## PROMPT
Please show each line of the listing where "DarkForums" is present.

## DATASET RECORDS
※
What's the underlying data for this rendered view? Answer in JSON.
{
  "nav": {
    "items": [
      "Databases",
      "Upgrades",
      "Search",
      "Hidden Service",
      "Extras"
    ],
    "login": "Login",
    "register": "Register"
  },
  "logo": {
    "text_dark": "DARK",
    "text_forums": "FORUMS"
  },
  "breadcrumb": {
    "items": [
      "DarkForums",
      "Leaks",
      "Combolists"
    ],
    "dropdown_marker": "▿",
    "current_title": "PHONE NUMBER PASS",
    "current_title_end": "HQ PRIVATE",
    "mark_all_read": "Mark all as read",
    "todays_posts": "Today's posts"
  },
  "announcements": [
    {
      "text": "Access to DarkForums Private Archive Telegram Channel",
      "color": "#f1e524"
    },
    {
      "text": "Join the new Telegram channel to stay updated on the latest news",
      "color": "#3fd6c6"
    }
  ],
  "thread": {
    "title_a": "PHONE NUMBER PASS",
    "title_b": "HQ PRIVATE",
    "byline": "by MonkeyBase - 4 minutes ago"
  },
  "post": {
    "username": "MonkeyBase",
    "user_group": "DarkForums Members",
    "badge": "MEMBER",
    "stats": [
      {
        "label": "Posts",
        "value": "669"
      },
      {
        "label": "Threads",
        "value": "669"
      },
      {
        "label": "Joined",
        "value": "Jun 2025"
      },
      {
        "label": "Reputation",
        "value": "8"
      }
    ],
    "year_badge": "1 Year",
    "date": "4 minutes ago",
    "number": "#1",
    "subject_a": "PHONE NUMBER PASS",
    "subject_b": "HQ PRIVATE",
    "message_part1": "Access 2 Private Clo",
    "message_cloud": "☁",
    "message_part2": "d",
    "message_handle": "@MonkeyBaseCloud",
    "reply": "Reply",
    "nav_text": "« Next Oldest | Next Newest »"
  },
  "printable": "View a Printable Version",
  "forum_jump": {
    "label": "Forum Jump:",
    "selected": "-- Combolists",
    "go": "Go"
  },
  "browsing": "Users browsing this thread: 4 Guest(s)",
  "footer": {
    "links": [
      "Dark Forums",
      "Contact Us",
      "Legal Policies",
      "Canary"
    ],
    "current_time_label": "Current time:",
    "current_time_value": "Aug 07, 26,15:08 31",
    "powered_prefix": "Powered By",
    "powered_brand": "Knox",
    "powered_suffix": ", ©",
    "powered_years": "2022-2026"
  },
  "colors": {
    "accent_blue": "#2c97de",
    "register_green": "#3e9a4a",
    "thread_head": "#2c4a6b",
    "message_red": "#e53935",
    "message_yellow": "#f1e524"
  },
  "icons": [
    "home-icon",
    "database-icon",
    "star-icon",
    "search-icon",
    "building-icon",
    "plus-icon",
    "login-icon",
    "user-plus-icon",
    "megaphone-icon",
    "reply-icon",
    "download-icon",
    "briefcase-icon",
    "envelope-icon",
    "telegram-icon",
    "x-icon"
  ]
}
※
## ANSWER TO THE EXERCISE
      "DarkForums",
      "text": "Access to DarkForums Private Archive Telegram Channel",
    "user_group": "DarkForums Members",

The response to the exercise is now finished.